Anne F blog frame

“Nothing is said by the medical profession about what the outlook might be, but I remain hopeful that these issues will continue to improve.”

“I contracted pneumococcal bacterial meningitis in July 2023, a few weeks before my 62nd birthday. I was fit and healthy, walking 15,000 steps a day and going to a daily gym class. In fact, I had been to the gym as usual on the day I took ill.

“I have no recollection of feeling ill that Friday night but could later tell from text messages that I had contacted a few people over the weekend saying I was feeling awful and had sickness and diarrhoea.

“By the Sunday night, my ex-husband became concerned that I was not responding to messages, and he sent our son, then 19, to check on me. He found me unconscious, called an ambulance and performed CPR. It’s heart-breaking thinking of him having to do that. I am forever thankful for his and his dad’s actions; they undoubtedly saved my life.

Scary for family and friends

“I was taken to Edinburgh Royal Infirmary (ERI) and was in an induced coma for 10 days. I had several lumbar punctures and was treated with antibiotics. My ex kept a diary over this period and, when I read it many months later, it really made me realise how scary this period was for family and friends.

“I was confused when I came round. I had trouble finding the right words to express myself. My vision and hearing were poor, and I couldn’t move my legs.

“I spent two months in the ERI, in the Clinical Neurology Dept. Over that period, my vision settled down but 10 months on I still have reduced peripheral vision, especially in my left eye. I was given a hearing aid for my right ear but I’m profoundly deaf in my left ear with constant tinnitus. I’ve gradually got used to the sight and hearing changes. The left side of my body bore most of the nerve damage – sight, hearing, left leg weakness. I also had some facial palsy on the left side, which gradually improved. My memory and cognition also improved though I still find ‘fresh’ memories being triggered by conversations with people.

Learning to walk

“After two months I was moved to another hospital, Astley Ainslie, for rehabilitation. Until this point, I had had limited physio, and couldn’t put weight on my legs. I was given a wheelchair. Being able to get around under my own steam, for the first time in two months, with some access outdoors from the ground-floor ward, was liberating!

“I had almost two months of inpatient physio, occupational therapy and cognitive testing. I progressed to using a Zimmer frame, and when I was discharged was given a four-wheeled roller. Ten months on since the onset of my illness, I am still using a roller while gradually learning to walk with a pronged walking stick (surprisingly difficult!)

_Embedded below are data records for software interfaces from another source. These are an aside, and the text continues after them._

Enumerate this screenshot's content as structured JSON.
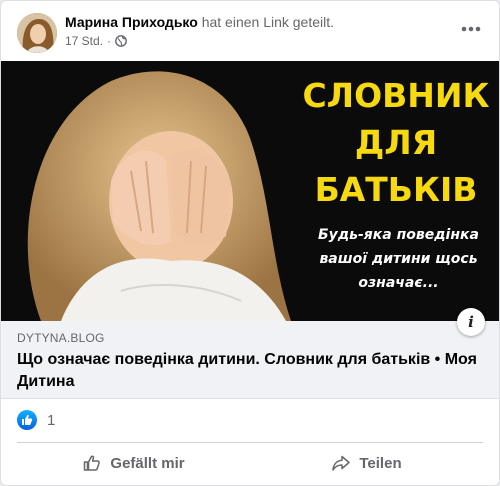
{
  "post": {
    "author_name": "Марина Приходько",
    "action_text": "hat einen Link geteilt.",
    "timestamp": "17 Std.",
    "separator": "·",
    "privacy_icon": "globe-icon",
    "more_icon": "more-options-icon"
  },
  "link": {
    "image": {
      "headline_lines": [
        "СЛОВНИК",
        "ДЛЯ",
        "БАТЬКІВ"
      ],
      "subline_lines": [
        "Будь-яка поведінка",
        "вашої дитини щось",
        "означає..."
      ],
      "headline_color": "#f7d90f"
    },
    "domain": "DYTYNA.BLOG",
    "title": "Що означає поведінка дитини. Словник для батьків • Моя Дитина",
    "info_icon": "info-icon"
  },
  "reactions": {
    "icon": "like-reaction-icon",
    "count": "1"
  },
  "actions": {
    "like_label": "Gefällt mir",
    "share_label": "Teilen"
  },
  "colors": {
    "brand_blue": "#1877f2",
    "secondary_text": "#65676b"
  }
}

“Since my admission to hospital, I have had an indwelling catheter, moving to a flipflo style valve after the first two months. I don’t think I ever questioned why I had this; I assumed it was because it was difficult to mobilise to a bathroom. But shortly before being discharged, a TWOC (trial without catheter) showed I had problems fully emptying my bladder, which can cause damage to the kidneys. So, the catheter remains, subject to further tests.

Identify and treat earlier

“Time-over, I would have wanted this issue to have been identified and treated much earlier. Similarly, I have nerve damage affecting my bowels. I find the bowel and bladder problems more debilitating than my limited mobility.

“Nothing is said by the medical profession about what the outlook might be, and I’ve not come across anyone (online) with similar issues. Still, I remain hopeful that these issues will continue to improve, or be successfully treated, over the coming months. I am also conscious that things really could have been much worse. I’m very thankful for the treatment I received from the NHS and for the ongoing support of friends and family.”